The UN Security Council on Tuesday unanimously agreed to boost the number of UN troops and police in Haiti by 3,500 to help maintain peace and security and support earthquake relief efforts.
The full potential strength of the United Nations' Haiti force, known as MINUSTAH, will rise to 12,651, up from the current level of around 9,000.
Chinese UN Ambassador Zhang Yesui, council president for the month of January, told reporters after the vote that the reinforcements would have a six-month mandate but his words appeared to leave open the option that it could be extended.
All 15 members of the Security Council voted in favor of the resolution, which said the increase was a recognition of "the dire circumstances and urgent need for a response."
"I am ... grateful to the Security Council for their swift action," UN Secretary-General Ban Ki-moon told reporters, adding that it was "a clear signal that the world is with Haiti."
It was important to do everything necessary to get the additional forces on the ground as soon as possible, he said, adding that it could be done "quite quickly."
UN blue-helmeted troops have been struggling to help keep order and deliver aid after the Jan. 12 quake wrecked the Haitian capital Port-au-Prince and killed as many as 200,000 people.
UN peacekeeping chief Alain Le Roy told reporters the main task of the reinforcements would be to escort aid convoys.
US Deputy Ambassador Alejandro Wolff welcomed the increase in peacekeepers and made clear the United Nations, not the United States, was in charge of coordinating the humanitarian response to the disaster.
"The US effort there is to support the UN and the Haitian government," Wolff said. "We will support them how best we can."
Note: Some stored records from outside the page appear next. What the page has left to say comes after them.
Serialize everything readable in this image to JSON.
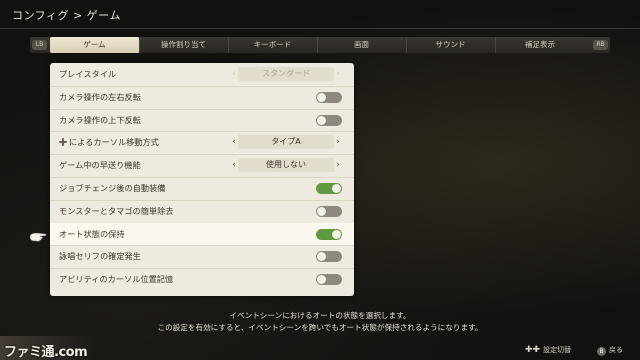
{
  "header": {
    "title": "コンフィグ > ゲーム"
  },
  "tabs": {
    "left_bumper": "LB",
    "right_bumper": "RB",
    "items": [
      {
        "label": "ゲーム",
        "active": true
      },
      {
        "label": "操作割り当て"
      },
      {
        "label": "キーボード"
      },
      {
        "label": "画面"
      },
      {
        "label": "サウンド"
      },
      {
        "label": "補足表示"
      }
    ]
  },
  "settings": {
    "rows": [
      {
        "label": "プレイスタイル",
        "type": "select",
        "value": "スタンダード",
        "disabled": true
      },
      {
        "label": "カメラ操作の左右反転",
        "type": "toggle",
        "on": false
      },
      {
        "label": "カメラ操作の上下反転",
        "type": "toggle",
        "on": false
      },
      {
        "label": "によるカーソル移動方式",
        "type": "select",
        "value": "タイプA",
        "icon": "dpad-icon"
      },
      {
        "label": "ゲーム中の早送り機能",
        "type": "select",
        "value": "使用しない"
      },
      {
        "label": "ジョブチェンジ後の自動装備",
        "type": "toggle",
        "on": true
      },
      {
        "label": "モンスターとタマゴの簡単除去",
        "type": "toggle",
        "on": false
      },
      {
        "label": "オート状態の保持",
        "type": "toggle",
        "on": true,
        "selected": true
      },
      {
        "label": "詠唱セリフの確定発生",
        "type": "toggle",
        "on": false
      },
      {
        "label": "アビリティのカーソル位置記憶",
        "type": "toggle",
        "on": false
      }
    ]
  },
  "description": {
    "line1": "イベントシーンにおけるオートの状態を選択します。",
    "line2": "この設定を有効にすると、イベントシーンを跨いでもオート状態が保持されるようになります。"
  },
  "footer": {
    "logo": "ファミ通.com",
    "hint_switch_label": "設定切替",
    "hint_back_glyph": "B",
    "hint_back_label": "戻る"
  },
  "colors": {
    "toggle_on": "#5f9a3f",
    "toggle_off": "#8e887d",
    "panel": "#efeadf"
  }
}
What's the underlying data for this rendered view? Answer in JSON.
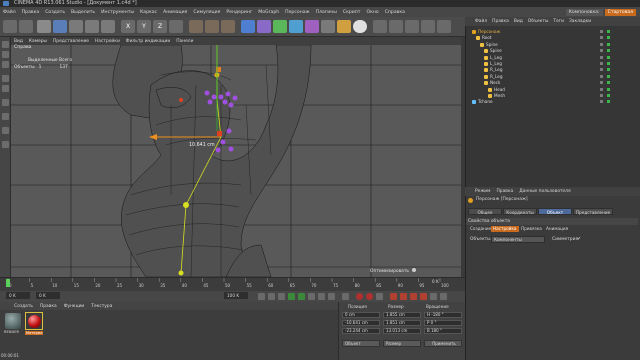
{
  "window": {
    "title": "CINEMA 4D R13.061 Studio - [Документ 1.c4d *]"
  },
  "menubar": [
    "Файл",
    "Правка",
    "Создать",
    "Выделить",
    "Инструменты",
    "Каркас",
    "Анимация",
    "Симуляция",
    "Рендеринг",
    "MoGraph",
    "Персонаж",
    "Плагины",
    "Скрипт",
    "Окно",
    "Справка"
  ],
  "layout": {
    "label": "Компоновка:",
    "value": "Стартовая"
  },
  "viewport": {
    "menu": [
      "Вид",
      "Камеры",
      "Представление",
      "Настройки",
      "Фильтр индикации",
      "Панели"
    ],
    "name": "Справа",
    "hud_header": "Выделенные  Всего",
    "hud_label": "Объекты",
    "hud_selected": "1",
    "hud_total": "137",
    "measure": "10.641 cm",
    "optimize_btn": "Оптимизировать"
  },
  "timeline": {
    "ticks": [
      "0",
      "5",
      "10",
      "15",
      "20",
      "25",
      "30",
      "35",
      "40",
      "45",
      "50",
      "55",
      "60",
      "65",
      "70",
      "75",
      "80",
      "85",
      "90",
      "95",
      "100"
    ],
    "end_label": "0 K",
    "current": "0 K",
    "start": "0 K",
    "end": "100 K",
    "right_readout": "100 K"
  },
  "materials": {
    "menu": [
      "Создать",
      "Правка",
      "Функции",
      "Текстура"
    ],
    "items": [
      {
        "name": "RENDER"
      },
      {
        "name": "Материа"
      }
    ]
  },
  "coords": {
    "headers": [
      "Позиция",
      "Размер",
      "Вращение"
    ],
    "rows": [
      {
        "pos": "0 cm",
        "size": "1.855 cm",
        "rot": "H  -180 °"
      },
      {
        "pos": "-10.641 cm",
        "size": "1.851 cm",
        "rot": "P  0 °"
      },
      {
        "pos": "-23.244 cm",
        "size": "13.013 cm",
        "rot": "B  180 °"
      }
    ],
    "mode1": "Объект",
    "mode2": "Размер",
    "apply": "Применить"
  },
  "objmgr": {
    "menu": [
      "Файл",
      "Правка",
      "Вид",
      "Объекты",
      "Теги",
      "Закладки"
    ],
    "rows": [
      {
        "name": "Персонаж",
        "color": "#e0a020",
        "indent": 0,
        "sel": true
      },
      {
        "name": "Root",
        "color": "#f0c040",
        "indent": 1
      },
      {
        "name": "Spine",
        "color": "#f0c040",
        "indent": 2
      },
      {
        "name": "Spine",
        "color": "#f0c040",
        "indent": 3
      },
      {
        "name": "L_Leg",
        "color": "#f0c040",
        "indent": 3
      },
      {
        "name": "L_Leg",
        "color": "#f0c040",
        "indent": 3
      },
      {
        "name": "R_Leg",
        "color": "#f0c040",
        "indent": 3
      },
      {
        "name": "R_Leg",
        "color": "#f0c040",
        "indent": 3
      },
      {
        "name": "Neck",
        "color": "#f0c040",
        "indent": 3
      },
      {
        "name": "Head",
        "color": "#f0c040",
        "indent": 4
      },
      {
        "name": "Mesh",
        "color": "#f0c040",
        "indent": 4
      },
      {
        "name": "Tchane",
        "color": "#60c0ff",
        "indent": 0
      }
    ]
  },
  "attr": {
    "menu": [
      "Режим",
      "Правка",
      "Данные пользователя"
    ],
    "object_title": "Персонаж [Персонаж]",
    "tabs": [
      "Общее",
      "Координаты",
      "Объект",
      "Представление"
    ],
    "section": "Свойства объекта",
    "subtabs": [
      "Создание",
      "Настройка",
      "Привязка",
      "Анимация"
    ],
    "objects_label": "Объекты",
    "objects_value": "Компоненты",
    "symmetry_label": "Симметрия",
    "symmetry_check": "✓"
  },
  "status": "00:00:01",
  "colors": {
    "accent": "#c86a1e",
    "joint": "#a050e0",
    "jointTop": "#e04020",
    "bone": "#d8e020",
    "wire": "#1e1e1e"
  }
}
More than 11,000 US military personnel are on the ground in Haiti but Wolff said he was not aware of plans for any of them to join the UN force.
Haiti's neighbor, the Dominican Republic, has offered an 800-strong battalion to form part of the MINUSTAH reinforcement.
Edmond Mulet, sent to Haiti to take over the UN mission after its chief, Hedi Annabi, and dozens of other UN staff died in the earthquake, said he understood Brazil was also offering more troops and France and Chile were offering police.
Speaking by videolink from Port-au-Prince, Mulet said he hoped those extra troops that were needed would be in place within two weeks.
"What we need from them is to be self-sustainable. They have to come with everything they need, because the mission is not really able to support them at this point," he said.
Ban raised concerns over haphazard aid efforts saying there was a risk that "unsolicited and uncoordinated supplies and personnel entering the country will stretch limited logistical resources and interfere with the delivery of vital aid."
He appealed to private aid groups to work closely with the United Nations "to make sure that our joint efforts complement one another."